## Try it
Retype the records in full, keeping each character as it is.

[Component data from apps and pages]
[Start of section]

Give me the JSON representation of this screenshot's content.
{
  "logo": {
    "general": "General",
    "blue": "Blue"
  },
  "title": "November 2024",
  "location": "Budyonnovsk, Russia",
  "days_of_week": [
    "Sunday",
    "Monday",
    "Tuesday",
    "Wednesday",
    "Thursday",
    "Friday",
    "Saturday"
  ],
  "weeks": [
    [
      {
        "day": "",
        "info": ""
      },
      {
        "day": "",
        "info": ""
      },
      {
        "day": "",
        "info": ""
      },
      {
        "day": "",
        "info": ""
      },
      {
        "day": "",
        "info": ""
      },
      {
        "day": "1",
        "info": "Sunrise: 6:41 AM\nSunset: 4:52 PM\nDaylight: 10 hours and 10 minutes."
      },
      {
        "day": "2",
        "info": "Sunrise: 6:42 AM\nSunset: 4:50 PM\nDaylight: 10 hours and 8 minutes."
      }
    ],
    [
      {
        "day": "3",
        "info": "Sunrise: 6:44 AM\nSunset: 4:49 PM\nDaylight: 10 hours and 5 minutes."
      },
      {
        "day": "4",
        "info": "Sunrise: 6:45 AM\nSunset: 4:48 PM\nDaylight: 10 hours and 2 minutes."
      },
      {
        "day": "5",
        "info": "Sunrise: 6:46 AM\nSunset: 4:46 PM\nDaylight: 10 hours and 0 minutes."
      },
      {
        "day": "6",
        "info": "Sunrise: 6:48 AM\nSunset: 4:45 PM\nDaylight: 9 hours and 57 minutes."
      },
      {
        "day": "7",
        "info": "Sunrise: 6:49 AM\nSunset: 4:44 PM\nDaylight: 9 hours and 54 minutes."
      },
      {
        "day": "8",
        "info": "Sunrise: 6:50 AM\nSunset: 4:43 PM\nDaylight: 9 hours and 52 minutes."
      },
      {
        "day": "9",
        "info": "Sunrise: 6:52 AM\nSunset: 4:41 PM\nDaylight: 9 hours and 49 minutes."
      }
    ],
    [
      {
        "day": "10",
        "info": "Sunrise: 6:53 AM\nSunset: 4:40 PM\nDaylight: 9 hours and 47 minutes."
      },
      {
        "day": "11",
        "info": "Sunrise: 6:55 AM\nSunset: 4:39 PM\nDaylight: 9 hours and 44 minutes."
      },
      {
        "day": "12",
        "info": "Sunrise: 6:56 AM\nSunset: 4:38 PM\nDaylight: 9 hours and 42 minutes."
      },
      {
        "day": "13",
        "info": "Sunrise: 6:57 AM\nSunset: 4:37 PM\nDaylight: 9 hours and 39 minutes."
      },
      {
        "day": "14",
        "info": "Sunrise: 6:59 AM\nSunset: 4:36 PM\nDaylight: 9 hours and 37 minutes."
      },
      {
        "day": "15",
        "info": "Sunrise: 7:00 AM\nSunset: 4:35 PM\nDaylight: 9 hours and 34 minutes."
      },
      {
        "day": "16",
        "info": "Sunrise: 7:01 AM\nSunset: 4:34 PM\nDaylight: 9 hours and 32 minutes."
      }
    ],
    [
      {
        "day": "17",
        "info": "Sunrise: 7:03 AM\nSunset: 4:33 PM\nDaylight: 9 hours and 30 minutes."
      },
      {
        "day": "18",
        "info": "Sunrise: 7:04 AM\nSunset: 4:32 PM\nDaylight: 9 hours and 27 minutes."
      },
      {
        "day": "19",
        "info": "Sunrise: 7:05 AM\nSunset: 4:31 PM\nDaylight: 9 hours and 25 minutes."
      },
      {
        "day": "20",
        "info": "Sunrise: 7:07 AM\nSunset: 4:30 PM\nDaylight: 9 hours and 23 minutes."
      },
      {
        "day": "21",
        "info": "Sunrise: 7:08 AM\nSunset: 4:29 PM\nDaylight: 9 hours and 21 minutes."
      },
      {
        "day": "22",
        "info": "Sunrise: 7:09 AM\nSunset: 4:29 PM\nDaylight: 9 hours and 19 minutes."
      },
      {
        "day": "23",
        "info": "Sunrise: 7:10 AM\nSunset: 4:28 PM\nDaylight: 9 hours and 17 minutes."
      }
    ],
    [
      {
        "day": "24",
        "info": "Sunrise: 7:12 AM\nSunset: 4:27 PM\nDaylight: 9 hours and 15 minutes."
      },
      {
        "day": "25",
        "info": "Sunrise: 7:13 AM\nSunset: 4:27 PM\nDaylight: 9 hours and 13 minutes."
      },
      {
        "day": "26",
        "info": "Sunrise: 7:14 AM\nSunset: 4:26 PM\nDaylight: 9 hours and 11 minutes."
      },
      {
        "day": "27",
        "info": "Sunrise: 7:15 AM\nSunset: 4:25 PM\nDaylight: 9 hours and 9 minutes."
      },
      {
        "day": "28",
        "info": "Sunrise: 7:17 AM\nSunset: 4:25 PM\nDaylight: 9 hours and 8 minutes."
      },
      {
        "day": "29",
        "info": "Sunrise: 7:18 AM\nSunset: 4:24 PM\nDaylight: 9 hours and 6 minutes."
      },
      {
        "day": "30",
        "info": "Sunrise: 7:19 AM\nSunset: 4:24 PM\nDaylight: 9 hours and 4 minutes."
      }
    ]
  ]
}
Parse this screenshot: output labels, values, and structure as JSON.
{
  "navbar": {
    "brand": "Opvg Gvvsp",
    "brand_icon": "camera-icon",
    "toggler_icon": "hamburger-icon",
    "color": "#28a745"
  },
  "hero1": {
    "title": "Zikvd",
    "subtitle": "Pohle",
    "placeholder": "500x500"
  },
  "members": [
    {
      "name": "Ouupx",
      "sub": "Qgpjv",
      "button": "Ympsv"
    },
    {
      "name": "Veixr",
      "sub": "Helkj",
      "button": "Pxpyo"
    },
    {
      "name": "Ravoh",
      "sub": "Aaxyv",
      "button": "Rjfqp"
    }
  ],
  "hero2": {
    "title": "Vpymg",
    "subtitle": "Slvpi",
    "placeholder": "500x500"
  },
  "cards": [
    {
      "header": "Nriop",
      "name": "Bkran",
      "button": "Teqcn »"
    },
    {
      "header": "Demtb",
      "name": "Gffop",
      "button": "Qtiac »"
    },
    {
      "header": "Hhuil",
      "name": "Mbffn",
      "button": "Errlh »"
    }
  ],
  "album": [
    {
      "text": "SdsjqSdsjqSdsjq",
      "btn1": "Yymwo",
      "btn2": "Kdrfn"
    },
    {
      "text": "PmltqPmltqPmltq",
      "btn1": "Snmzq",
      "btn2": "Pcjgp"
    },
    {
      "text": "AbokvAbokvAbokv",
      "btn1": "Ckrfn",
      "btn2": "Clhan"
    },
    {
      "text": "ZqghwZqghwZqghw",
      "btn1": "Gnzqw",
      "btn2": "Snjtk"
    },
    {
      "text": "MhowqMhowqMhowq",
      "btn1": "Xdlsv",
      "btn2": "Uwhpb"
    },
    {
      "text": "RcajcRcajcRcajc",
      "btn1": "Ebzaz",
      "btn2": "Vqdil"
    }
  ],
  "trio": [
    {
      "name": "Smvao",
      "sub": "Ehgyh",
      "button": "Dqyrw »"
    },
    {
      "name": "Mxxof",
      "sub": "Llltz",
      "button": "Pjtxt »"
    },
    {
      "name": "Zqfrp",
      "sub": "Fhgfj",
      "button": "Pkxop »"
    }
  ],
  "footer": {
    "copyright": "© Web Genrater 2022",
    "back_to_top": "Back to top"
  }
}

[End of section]

## Answer space
Give me the JSON representation of this screenshot's content.
{
  "logo": {
    "general": "General",
    "blue": "Blue"
  },
  "title": "November 2024",
  "location": "Budyonnovsk, Russia",
  "days_of_week": [
    "Sunday",
    "Monday",
    "Tuesday",
    "Wednesday",
    "Thursday",
    "Friday",
    "Saturday"
  ],
  "weeks": [
    [
      {
        "day": "",
        "info": ""
      },
      {
        "day": "",
        "info": ""
      },
      {
        "day": "",
        "info": ""
      },
      {
        "day": "",
        "info": ""
      },
      {
        "day": "",
        "info": ""
      },
      {
        "day": "1",
        "info": "Sunrise: 6:41 AM\nSunset: 4:52 PM\nDaylight: 10 hours and 10 minutes."
      },
      {
        "day": "2",
        "info": "Sunrise: 6:42 AM\nSunset: 4:50 PM\nDaylight: 10 hours and 8 minutes."
      }
    ],
    [
      {
        "day": "3",
        "info": "Sunrise: 6:44 AM\nSunset: 4:49 PM\nDaylight: 10 hours and 5 minutes."
      },
      {
        "day": "4",
        "info": "Sunrise: 6:45 AM\nSunset: 4:48 PM\nDaylight: 10 hours and 2 minutes."
      },
      {
        "day": "5",
        "info": "Sunrise: 6:46 AM\nSunset: 4:46 PM\nDaylight: 10 hours and 0 minutes."
      },
      {
        "day": "6",
        "info": "Sunrise: 6:48 AM\nSunset: 4:45 PM\nDaylight: 9 hours and 57 minutes."
      },
      {
        "day": "7",
        "info": "Sunrise: 6:49 AM\nSunset: 4:44 PM\nDaylight: 9 hours and 54 minutes."
      },
      {
        "day": "8",
        "info": "Sunrise: 6:50 AM\nSunset: 4:43 PM\nDaylight: 9 hours and 52 minutes."
      },
      {
        "day": "9",
        "info": "Sunrise: 6:52 AM\nSunset: 4:41 PM\nDaylight: 9 hours and 49 minutes."
      }
    ],
    [
      {
        "day": "10",
        "info": "Sunrise: 6:53 AM\nSunset: 4:40 PM\nDaylight: 9 hours and 47 minutes."
      },
      {
        "day": "11",
        "info": "Sunrise: 6:55 AM\nSunset: 4:39 PM\nDaylight: 9 hours and 44 minutes."
      },
      {
        "day": "12",
        "info": "Sunrise: 6:56 AM\nSunset: 4:38 PM\nDaylight: 9 hours and 42 minutes."
      },
      {
        "day": "13",
        "info": "Sunrise: 6:57 AM\nSunset: 4:37 PM\nDaylight: 9 hours and 39 minutes."
      },
      {
        "day": "14",
        "info": "Sunrise: 6:59 AM\nSunset: 4:36 PM\nDaylight: 9 hours and 37 minutes."
      },
      {
        "day": "15",
        "info": "Sunrise: 7:00 AM\nSunset: 4:35 PM\nDaylight: 9 hours and 34 minutes."
      },
      {
        "day": "16",
        "info": "Sunrise: 7:01 AM\nSunset: 4:34 PM\nDaylight: 9 hours and 32 minutes."
      }
    ],
    [
      {
        "day": "17",
        "info": "Sunrise: 7:03 AM\nSunset: 4:33 PM\nDaylight: 9 hours and 30 minutes."
      },
      {
        "day": "18",
        "info": "Sunrise: 7:04 AM\nSunset: 4:32 PM\nDaylight: 9 hours and 27 minutes."
      },
      {
        "day": "19",
        "info": "Sunrise: 7:05 AM\nSunset: 4:31 PM\nDaylight: 9 hours and 25 minutes."
      },
      {
        "day": "20",
        "info": "Sunrise: 7:07 AM\nSunset: 4:30 PM\nDaylight: 9 hours and 23 minutes."
      },
      {
        "day": "21",
        "info": "Sunrise: 7:08 AM\nSunset: 4:29 PM\nDaylight: 9 hours and 21 minutes."
      },
      {
        "day": "22",
        "info": "Sunrise: 7:09 AM\nSunset: 4:29 PM\nDaylight: 9 hours and 19 minutes."
      },
      {
        "day": "23",
        "info": "Sunrise: 7:10 AM\nSunset: 4:28 PM\nDaylight: 9 hours and 17 minutes."
      }
    ],
    [
      {
        "day": "24",
        "info": "Sunrise: 7:12 AM\nSunset: 4:27 PM\nDaylight: 9 hours and 15 minutes."
      },
      {
        "day": "25",
        "info": "Sunrise: 7:13 AM\nSunset: 4:27 PM\nDaylight: 9 hours and 13 minutes."
      },
      {
        "day": "26",
        "info": "Sunrise: 7:14 AM\nSunset: 4:26 PM\nDaylight: 9 hours and 11 minutes."
      },
      {
        "day": "27",
        "info": "Sunrise: 7:15 AM\nSunset: 4:25 PM\nDaylight: 9 hours and 9 minutes."
      },
      {
        "day": "28",
        "info": "Sunrise: 7:17 AM\nSunset: 4:25 PM\nDaylight: 9 hours and 8 minutes."
      },
      {
        "day": "29",
        "info": "Sunrise: 7:18 AM\nSunset: 4:24 PM\nDaylight: 9 hours and 6 minutes."
      },
      {
        "day": "30",
        "info": "Sunrise: 7:19 AM\nSunset: 4:24 PM\nDaylight: 9 hours and 4 minutes."
      }
    ]
  ]
}
Parse this screenshot: output labels, values, and structure as JSON.
{
  "navbar": {
    "brand": "Opvg Gvvsp",
    "brand_icon": "camera-icon",
    "toggler_icon": "hamburger-icon",
    "color": "#28a745"
  },
  "hero1": {
    "title": "Zikvd",
    "subtitle": "Pohle",
    "placeholder": "500x500"
  },
  "members": [
    {
      "name": "Ouupx",
      "sub": "Qgpjv",
      "button": "Ympsv"
    },
    {
      "name": "Veixr",
      "sub": "Helkj",
      "button": "Pxpyo"
    },
    {
      "name": "Ravoh",
      "sub": "Aaxyv",
      "button": "Rjfqp"
    }
  ],
  "hero2": {
    "title": "Vpymg",
    "subtitle": "Slvpi",
    "placeholder": "500x500"
  },
  "cards": [
    {
      "header": "Nriop",
      "name": "Bkran",
      "button": "Teqcn »"
    },
    {
      "header": "Demtb",
      "name": "Gffop",
      "button": "Qtiac »"
    },
    {
      "header": "Hhuil",
      "name": "Mbffn",
      "button": "Errlh »"
    }
  ],
  "album": [
    {
      "text": "SdsjqSdsjqSdsjq",
      "btn1": "Yymwo",
      "btn2": "Kdrfn"
    },
    {
      "text": "PmltqPmltqPmltq",
      "btn1": "Snmzq",
      "btn2": "Pcjgp"
    },
    {
      "text": "AbokvAbokvAbokv",
      "btn1": "Ckrfn",
      "btn2": "Clhan"
    },
    {
      "text": "ZqghwZqghwZqghw",
      "btn1": "Gnzqw",
      "btn2": "Snjtk"
    },
    {
      "text": "MhowqMhowqMhowq",
      "btn1": "Xdlsv",
      "btn2": "Uwhpb"
    },
    {
      "text": "RcajcRcajcRcajc",
      "btn1": "Ebzaz",
      "btn2": "Vqdil"
    }
  ],
  "trio": [
    {
      "name": "Smvao",
      "sub": "Ehgyh",
      "button": "Dqyrw »"
    },
    {
      "name": "Mxxof",
      "sub": "Llltz",
      "button": "Pjtxt »"
    },
    {
      "name": "Zqfrp",
      "sub": "Fhgfj",
      "button": "Pkxop »"
    }
  ],
  "footer": {
    "copyright": "© Web Genrater 2022",
    "back_to_top": "Back to top"
  }
}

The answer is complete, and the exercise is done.